In many ways it is a shame that everyone seems to go to the Greek islands. Certainly they have a lot to offer, but there is so much on the mainland that is missed out on thanks to the focus being set almost exclusively on the islands. For example a visit to Nafplion is well worth the effort. This was once the capital of Greece as it existed many centuries ago in ancient times. Today it is a well-kept secret and if you make the time to go there you will be able to appreciate the scenery, the beach and the shopping. You can sit back in a café and relax with a drink and perhaps a Greek snack too.
Aside from this the Diros Caves are worth seeing too. They are situated towards the very southern end of the mainland, and an underground river leads the way towards them. This is an organised trip that is well worth going on, even if the commentary you get is in Greek. You might brush up on your Greek of course, but even if you don’t you can enjoy exploring the caves in a small boat and seeing the treats that lie within.
Greek food is also worth spending your euros on. You can try all kinds of well-known Greek dishes such as moussaka and kleftiko, and never eat the same thing two nights in a row. The food is underlined by an enthusiastic use of olive oil, vegetables and fresh ingredients, and if you find the right restaurant to frequent you are in for some amazing taste sensations. Tzatziki is another popular item, used as a dip into which strips of pitta bread are often dipped. You will see this as a starter or meze item on many menus.

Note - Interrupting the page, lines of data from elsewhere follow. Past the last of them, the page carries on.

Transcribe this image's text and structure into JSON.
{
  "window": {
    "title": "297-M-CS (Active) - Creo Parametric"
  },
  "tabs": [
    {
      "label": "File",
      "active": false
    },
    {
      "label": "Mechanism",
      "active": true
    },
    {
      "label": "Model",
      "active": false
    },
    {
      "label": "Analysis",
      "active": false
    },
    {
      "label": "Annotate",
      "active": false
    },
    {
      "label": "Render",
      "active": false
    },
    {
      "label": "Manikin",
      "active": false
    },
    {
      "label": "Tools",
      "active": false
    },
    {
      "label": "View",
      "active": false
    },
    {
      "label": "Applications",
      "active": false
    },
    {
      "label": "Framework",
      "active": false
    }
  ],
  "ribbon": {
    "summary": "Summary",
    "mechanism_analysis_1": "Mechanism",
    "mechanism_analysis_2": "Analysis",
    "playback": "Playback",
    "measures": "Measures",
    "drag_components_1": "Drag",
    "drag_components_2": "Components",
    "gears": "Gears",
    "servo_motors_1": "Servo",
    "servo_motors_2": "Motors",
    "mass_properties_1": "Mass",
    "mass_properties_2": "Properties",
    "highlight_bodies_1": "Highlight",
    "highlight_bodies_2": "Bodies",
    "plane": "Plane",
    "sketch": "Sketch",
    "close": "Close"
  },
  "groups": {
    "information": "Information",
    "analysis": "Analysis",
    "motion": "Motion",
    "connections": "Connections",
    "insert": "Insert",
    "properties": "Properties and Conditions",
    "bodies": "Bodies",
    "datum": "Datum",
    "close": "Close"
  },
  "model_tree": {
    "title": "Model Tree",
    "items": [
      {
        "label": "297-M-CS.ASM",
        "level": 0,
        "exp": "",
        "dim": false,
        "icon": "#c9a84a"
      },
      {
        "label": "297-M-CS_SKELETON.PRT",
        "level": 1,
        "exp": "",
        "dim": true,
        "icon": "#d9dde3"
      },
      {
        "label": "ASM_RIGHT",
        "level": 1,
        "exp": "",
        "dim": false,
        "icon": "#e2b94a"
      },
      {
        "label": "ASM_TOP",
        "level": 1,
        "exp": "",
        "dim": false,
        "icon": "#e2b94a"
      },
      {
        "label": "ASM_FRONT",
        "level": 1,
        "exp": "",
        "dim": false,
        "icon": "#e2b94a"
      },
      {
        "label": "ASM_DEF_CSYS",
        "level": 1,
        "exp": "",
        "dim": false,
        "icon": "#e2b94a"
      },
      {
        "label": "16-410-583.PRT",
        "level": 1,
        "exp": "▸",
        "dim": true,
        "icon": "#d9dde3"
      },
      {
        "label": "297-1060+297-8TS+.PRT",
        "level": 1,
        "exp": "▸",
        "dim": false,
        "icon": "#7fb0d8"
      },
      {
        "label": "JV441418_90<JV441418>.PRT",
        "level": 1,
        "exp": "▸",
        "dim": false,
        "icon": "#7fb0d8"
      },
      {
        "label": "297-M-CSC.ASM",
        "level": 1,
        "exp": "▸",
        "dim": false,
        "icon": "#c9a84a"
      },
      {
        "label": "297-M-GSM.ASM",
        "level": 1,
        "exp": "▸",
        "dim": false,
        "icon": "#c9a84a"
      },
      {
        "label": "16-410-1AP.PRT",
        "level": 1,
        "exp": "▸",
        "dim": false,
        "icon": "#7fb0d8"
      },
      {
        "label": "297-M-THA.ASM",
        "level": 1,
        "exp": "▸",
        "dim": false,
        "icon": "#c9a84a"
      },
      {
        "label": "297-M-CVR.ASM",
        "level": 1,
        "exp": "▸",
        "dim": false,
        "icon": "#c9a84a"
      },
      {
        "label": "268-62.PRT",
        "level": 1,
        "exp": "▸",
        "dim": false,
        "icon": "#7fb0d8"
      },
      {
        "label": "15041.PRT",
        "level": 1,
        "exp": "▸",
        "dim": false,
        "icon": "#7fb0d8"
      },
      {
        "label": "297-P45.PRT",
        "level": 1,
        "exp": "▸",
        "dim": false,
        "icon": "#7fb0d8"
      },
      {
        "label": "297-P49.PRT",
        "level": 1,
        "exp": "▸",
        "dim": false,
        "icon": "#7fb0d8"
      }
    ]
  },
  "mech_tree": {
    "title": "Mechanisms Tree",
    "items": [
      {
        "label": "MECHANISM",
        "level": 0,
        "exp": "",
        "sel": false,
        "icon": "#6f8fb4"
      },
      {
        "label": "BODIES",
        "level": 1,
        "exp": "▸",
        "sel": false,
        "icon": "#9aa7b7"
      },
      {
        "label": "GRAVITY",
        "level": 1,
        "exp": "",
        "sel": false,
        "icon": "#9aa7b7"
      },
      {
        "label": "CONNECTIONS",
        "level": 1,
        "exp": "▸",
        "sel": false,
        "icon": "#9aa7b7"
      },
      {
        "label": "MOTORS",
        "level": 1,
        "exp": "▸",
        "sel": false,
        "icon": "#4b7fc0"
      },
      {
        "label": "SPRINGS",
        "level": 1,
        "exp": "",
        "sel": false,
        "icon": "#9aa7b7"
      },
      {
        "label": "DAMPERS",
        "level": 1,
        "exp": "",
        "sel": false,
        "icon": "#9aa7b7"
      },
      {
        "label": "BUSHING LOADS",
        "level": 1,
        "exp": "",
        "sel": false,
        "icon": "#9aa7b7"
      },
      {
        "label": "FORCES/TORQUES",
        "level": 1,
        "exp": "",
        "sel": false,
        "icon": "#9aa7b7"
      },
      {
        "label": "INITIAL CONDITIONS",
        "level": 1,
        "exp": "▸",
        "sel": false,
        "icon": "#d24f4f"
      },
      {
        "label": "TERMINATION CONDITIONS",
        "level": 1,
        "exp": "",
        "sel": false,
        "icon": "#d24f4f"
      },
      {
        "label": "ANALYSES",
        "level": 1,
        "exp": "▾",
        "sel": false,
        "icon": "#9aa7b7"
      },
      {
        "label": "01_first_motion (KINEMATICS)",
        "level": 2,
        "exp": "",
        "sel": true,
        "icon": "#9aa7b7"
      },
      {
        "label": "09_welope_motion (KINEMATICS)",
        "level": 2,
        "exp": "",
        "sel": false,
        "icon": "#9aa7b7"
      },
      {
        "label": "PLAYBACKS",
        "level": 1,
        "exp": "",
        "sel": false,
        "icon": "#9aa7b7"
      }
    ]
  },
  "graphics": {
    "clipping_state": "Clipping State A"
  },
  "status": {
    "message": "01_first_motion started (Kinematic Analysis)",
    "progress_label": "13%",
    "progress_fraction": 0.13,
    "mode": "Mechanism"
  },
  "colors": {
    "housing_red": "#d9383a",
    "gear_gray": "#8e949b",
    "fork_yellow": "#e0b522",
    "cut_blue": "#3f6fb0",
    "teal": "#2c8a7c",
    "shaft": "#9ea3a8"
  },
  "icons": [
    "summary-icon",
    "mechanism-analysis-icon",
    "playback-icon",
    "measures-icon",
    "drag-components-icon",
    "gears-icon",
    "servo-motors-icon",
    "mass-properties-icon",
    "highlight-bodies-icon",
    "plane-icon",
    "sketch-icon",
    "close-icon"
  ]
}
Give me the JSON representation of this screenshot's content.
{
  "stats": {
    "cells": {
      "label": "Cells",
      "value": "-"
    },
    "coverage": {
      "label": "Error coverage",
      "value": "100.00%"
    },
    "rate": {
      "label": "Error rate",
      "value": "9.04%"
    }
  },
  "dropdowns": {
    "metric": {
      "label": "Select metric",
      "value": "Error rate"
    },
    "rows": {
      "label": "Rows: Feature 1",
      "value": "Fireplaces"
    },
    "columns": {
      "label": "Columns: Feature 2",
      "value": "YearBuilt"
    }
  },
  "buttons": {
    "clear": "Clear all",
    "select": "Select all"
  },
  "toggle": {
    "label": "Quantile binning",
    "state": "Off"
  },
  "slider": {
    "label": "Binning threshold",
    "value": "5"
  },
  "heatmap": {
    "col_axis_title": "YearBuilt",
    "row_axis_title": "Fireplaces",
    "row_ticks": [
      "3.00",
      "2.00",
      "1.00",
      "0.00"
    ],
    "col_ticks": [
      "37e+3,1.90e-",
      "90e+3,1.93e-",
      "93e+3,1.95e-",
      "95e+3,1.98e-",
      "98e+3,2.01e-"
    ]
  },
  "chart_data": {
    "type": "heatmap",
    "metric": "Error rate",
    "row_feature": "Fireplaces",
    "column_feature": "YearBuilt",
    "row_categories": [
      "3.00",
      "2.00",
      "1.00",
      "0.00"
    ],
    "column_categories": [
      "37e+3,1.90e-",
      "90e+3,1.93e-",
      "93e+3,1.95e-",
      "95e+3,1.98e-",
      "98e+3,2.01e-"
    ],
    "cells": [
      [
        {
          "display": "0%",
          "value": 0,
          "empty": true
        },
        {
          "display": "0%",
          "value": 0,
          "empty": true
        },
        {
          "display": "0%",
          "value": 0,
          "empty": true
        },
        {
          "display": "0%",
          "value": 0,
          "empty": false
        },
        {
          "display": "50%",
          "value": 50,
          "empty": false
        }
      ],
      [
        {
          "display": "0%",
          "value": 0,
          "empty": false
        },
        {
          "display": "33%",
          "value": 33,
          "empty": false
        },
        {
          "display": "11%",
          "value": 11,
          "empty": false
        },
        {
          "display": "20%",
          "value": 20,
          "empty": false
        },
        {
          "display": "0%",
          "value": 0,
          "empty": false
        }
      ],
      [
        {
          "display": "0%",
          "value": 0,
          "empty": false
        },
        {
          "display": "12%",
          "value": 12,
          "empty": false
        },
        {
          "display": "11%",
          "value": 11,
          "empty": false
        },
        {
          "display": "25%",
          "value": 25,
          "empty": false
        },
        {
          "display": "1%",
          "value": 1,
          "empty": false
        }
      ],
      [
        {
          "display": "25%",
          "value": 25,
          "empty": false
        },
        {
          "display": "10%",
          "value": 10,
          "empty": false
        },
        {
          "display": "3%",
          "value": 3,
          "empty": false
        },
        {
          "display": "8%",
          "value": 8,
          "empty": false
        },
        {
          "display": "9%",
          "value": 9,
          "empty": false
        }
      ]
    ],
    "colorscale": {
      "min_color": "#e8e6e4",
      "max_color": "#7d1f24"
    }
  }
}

Wherever you decide to go in Greece you can be sure the great food will follow you everywhere!
Greece has plenty to offer to everyone who decides to visit. You may be someone who likes to hop from island to island, or you may prefer to explore the mainland in depth. Wherever you go you should ensure you have some euros with you and that you can access more as and when you need them. It is virtually impossible to resist a tasty meal at a taverna when you can smell the aromas floating out to meet you as you pass by!
With a pretty cost effective holiday opportunity available to see Greece, it isn’t hard to see why it has remained a popular choice.